WHAT THE TASK ASKS: Output the data below in full, byte for byte. Nothing may differ.

[THE DATA Boundary: Start]

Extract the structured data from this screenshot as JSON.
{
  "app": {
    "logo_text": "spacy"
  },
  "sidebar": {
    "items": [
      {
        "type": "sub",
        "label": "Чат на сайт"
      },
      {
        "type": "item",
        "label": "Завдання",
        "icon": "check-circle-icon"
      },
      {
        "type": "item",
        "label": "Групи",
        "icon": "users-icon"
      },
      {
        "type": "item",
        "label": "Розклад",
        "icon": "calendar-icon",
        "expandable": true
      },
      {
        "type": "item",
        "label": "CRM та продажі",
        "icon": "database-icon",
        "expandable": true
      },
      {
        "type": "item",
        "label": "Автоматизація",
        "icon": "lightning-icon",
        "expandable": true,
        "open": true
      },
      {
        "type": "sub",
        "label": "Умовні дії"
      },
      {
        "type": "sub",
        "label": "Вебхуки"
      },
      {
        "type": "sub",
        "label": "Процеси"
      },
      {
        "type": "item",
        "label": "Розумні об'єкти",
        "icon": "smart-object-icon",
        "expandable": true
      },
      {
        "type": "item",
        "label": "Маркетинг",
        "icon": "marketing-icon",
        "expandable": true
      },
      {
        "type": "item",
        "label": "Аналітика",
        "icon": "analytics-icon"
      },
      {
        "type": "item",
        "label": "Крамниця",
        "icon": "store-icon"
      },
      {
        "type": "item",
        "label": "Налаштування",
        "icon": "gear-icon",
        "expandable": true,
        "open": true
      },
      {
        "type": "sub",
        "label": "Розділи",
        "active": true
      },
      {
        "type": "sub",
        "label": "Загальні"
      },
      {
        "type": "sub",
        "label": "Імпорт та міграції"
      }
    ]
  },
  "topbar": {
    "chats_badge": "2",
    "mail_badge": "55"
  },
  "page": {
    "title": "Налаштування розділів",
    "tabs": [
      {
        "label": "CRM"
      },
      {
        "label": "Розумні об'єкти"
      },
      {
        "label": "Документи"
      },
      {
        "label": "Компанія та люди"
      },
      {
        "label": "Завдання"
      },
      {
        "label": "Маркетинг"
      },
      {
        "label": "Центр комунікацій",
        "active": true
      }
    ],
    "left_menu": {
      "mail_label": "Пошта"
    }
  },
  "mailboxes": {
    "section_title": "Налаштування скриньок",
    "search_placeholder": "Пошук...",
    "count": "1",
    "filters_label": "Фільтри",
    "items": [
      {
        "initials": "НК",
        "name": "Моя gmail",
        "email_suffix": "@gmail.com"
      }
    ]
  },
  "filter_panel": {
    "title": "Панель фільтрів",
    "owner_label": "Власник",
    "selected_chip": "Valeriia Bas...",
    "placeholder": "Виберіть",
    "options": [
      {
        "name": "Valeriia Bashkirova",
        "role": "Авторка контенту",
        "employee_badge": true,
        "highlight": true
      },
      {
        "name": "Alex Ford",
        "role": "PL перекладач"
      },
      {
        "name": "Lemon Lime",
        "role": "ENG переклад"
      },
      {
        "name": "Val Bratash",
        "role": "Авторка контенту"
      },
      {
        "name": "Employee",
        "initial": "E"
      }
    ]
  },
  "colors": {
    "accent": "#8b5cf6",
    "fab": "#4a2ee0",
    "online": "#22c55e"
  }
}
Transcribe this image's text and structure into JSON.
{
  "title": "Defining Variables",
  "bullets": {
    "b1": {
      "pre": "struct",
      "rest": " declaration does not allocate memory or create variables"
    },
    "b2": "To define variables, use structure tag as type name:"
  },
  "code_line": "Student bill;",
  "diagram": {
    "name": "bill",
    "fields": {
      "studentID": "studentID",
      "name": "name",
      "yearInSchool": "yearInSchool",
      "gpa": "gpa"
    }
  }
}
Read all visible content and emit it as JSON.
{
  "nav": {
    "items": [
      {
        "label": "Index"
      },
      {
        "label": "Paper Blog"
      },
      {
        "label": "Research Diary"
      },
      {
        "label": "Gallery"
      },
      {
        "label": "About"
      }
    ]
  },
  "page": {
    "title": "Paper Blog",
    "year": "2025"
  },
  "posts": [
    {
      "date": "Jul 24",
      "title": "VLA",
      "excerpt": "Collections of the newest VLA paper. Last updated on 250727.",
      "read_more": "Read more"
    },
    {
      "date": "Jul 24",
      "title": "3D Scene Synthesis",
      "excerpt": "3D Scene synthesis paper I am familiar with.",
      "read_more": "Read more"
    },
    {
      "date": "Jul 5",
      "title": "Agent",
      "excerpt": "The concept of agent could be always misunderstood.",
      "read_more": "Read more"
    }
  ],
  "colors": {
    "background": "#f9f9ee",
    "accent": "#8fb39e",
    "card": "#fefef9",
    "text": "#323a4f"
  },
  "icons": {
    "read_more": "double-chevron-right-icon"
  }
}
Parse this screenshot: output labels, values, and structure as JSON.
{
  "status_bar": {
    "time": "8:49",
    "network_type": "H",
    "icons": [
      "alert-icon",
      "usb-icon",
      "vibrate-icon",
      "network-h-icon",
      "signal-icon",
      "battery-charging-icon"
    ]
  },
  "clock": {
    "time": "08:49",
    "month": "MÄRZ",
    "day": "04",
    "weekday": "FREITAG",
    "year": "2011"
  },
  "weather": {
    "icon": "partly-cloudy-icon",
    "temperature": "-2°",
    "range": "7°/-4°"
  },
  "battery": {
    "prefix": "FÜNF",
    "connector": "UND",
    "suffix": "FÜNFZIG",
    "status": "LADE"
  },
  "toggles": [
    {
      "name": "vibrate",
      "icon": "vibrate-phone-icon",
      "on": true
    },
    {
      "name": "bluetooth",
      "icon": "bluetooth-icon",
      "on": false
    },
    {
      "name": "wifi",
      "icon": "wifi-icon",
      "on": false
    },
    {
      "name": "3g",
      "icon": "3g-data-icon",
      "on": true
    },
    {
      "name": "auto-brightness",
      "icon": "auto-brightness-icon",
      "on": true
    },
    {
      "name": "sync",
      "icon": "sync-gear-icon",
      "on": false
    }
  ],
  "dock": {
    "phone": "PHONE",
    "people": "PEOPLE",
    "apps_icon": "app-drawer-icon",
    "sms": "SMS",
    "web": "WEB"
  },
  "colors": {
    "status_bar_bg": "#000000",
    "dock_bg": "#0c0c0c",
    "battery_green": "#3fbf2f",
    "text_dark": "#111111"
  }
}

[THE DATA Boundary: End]

WRITTEN REPLY:
Extract the structured data from this screenshot as JSON.
{
  "app": {
    "logo_text": "spacy"
  },
  "sidebar": {
    "items": [
      {
        "type": "sub",
        "label": "Чат на сайт"
      },
      {
        "type": "item",
        "label": "Завдання",
        "icon": "check-circle-icon"
      },
      {
        "type": "item",
        "label": "Групи",
        "icon": "users-icon"
      },
      {
        "type": "item",
        "label": "Розклад",
        "icon": "calendar-icon",
        "expandable": true
      },
      {
        "type": "item",
        "label": "CRM та продажі",
        "icon": "database-icon",
        "expandable": true
      },
      {
        "type": "item",
        "label": "Автоматизація",
        "icon": "lightning-icon",
        "expandable": true,
        "open": true
      },
      {
        "type": "sub",
        "label": "Умовні дії"
      },
      {
        "type": "sub",
        "label": "Вебхуки"
      },
      {
        "type": "sub",
        "label": "Процеси"
      },
      {
        "type": "item",
        "label": "Розумні об'єкти",
        "icon": "smart-object-icon",
        "expandable": true
      },
      {
        "type": "item",
        "label": "Маркетинг",
        "icon": "marketing-icon",
        "expandable": true
      },
      {
        "type": "item",
        "label": "Аналітика",
        "icon": "analytics-icon"
      },
      {
        "type": "item",
        "label": "Крамниця",
        "icon": "store-icon"
      },
      {
        "type": "item",
        "label": "Налаштування",
        "icon": "gear-icon",
        "expandable": true,
        "open": true
      },
      {
        "type": "sub",
        "label": "Розділи",
        "active": true
      },
      {
        "type": "sub",
        "label": "Загальні"
      },
      {
        "type": "sub",
        "label": "Імпорт та міграції"
      }
    ]
  },
  "topbar": {
    "chats_badge": "2",
    "mail_badge": "55"
  },
  "page": {
    "title": "Налаштування розділів",
    "tabs": [
      {
        "label": "CRM"
      },
      {
        "label": "Розумні об'єкти"
      },
      {
        "label": "Документи"
      },
      {
        "label": "Компанія та люди"
      },
      {
        "label": "Завдання"
      },
      {
        "label": "Маркетинг"
      },
      {
        "label": "Центр комунікацій",
        "active": true
      }
    ],
    "left_menu": {
      "mail_label": "Пошта"
    }
  },
  "mailboxes": {
    "section_title": "Налаштування скриньок",
    "search_placeholder": "Пошук...",
    "count": "1",
    "filters_label": "Фільтри",
    "items": [
      {
        "initials": "НК",
        "name": "Моя gmail",
        "email_suffix": "@gmail.com"
      }
    ]
  },
  "filter_panel": {
    "title": "Панель фільтрів",
    "owner_label": "Власник",
    "selected_chip": "Valeriia Bas...",
    "placeholder": "Виберіть",
    "options": [
      {
        "name": "Valeriia Bashkirova",
        "role": "Авторка контенту",
        "employee_badge": true,
        "highlight": true
      },
      {
        "name": "Alex Ford",
        "role": "PL перекладач"
      },
      {
        "name": "Lemon Lime",
        "role": "ENG переклад"
      },
      {
        "name": "Val Bratash",
        "role": "Авторка контенту"
      },
      {
        "name": "Employee",
        "initial": "E"
      }
    ]
  },
  "colors": {
    "accent": "#8b5cf6",
    "fab": "#4a2ee0",
    "online": "#22c55e"
  }
}
Transcribe this image's text and structure into JSON.
{
  "title": "Defining Variables",
  "bullets": {
    "b1": {
      "pre": "struct",
      "rest": " declaration does not allocate memory or create variables"
    },
    "b2": "To define variables, use structure tag as type name:"
  },
  "code_line": "Student bill;",
  "diagram": {
    "name": "bill",
    "fields": {
      "studentID": "studentID",
      "name": "name",
      "yearInSchool": "yearInSchool",
      "gpa": "gpa"
    }
  }
}
Read all visible content and emit it as JSON.
{
  "nav": {
    "items": [
      {
        "label": "Index"
      },
      {
        "label": "Paper Blog"
      },
      {
        "label": "Research Diary"
      },
      {
        "label": "Gallery"
      },
      {
        "label": "About"
      }
    ]
  },
  "page": {
    "title": "Paper Blog",
    "year": "2025"
  },
  "posts": [
    {
      "date": "Jul 24",
      "title": "VLA",
      "excerpt": "Collections of the newest VLA paper. Last updated on 250727.",
      "read_more": "Read more"
    },
    {
      "date": "Jul 24",
      "title": "3D Scene Synthesis",
      "excerpt": "3D Scene synthesis paper I am familiar with.",
      "read_more": "Read more"
    },
    {
      "date": "Jul 5",
      "title": "Agent",
      "excerpt": "The concept of agent could be always misunderstood.",
      "read_more": "Read more"
    }
  ],
  "colors": {
    "background": "#f9f9ee",
    "accent": "#8fb39e",
    "card": "#fefef9",
    "text": "#323a4f"
  },
  "icons": {
    "read_more": "double-chevron-right-icon"
  }
}
Parse this screenshot: output labels, values, and structure as JSON.
{
  "status_bar": {
    "time": "8:49",
    "network_type": "H",
    "icons": [
      "alert-icon",
      "usb-icon",
      "vibrate-icon",
      "network-h-icon",
      "signal-icon",
      "battery-charging-icon"
    ]
  },
  "clock": {
    "time": "08:49",
    "month": "MÄRZ",
    "day": "04",
    "weekday": "FREITAG",
    "year": "2011"
  },
  "weather": {
    "icon": "partly-cloudy-icon",
    "temperature": "-2°",
    "range": "7°/-4°"
  },
  "battery": {
    "prefix": "FÜNF",
    "connector": "UND",
    "suffix": "FÜNFZIG",
    "status": "LADE"
  },
  "toggles": [
    {
      "name": "vibrate",
      "icon": "vibrate-phone-icon",
      "on": true
    },
    {
      "name": "bluetooth",
      "icon": "bluetooth-icon",
      "on": false
    },
    {
      "name": "wifi",
      "icon": "wifi-icon",
      "on": false
    },
    {
      "name": "3g",
      "icon": "3g-data-icon",
      "on": true
    },
    {
      "name": "auto-brightness",
      "icon": "auto-brightness-icon",
      "on": true
    },
    {
      "name": "sync",
      "icon": "sync-gear-icon",
      "on": false
    }
  ],
  "dock": {
    "phone": "PHONE",
    "people": "PEOPLE",
    "apps_icon": "app-drawer-icon",
    "sms": "SMS",
    "web": "WEB"
  },
  "colors": {
    "status_bar_bg": "#000000",
    "dock_bg": "#0c0c0c",
    "battery_green": "#3fbf2f",
    "text_dark": "#111111"
  }
}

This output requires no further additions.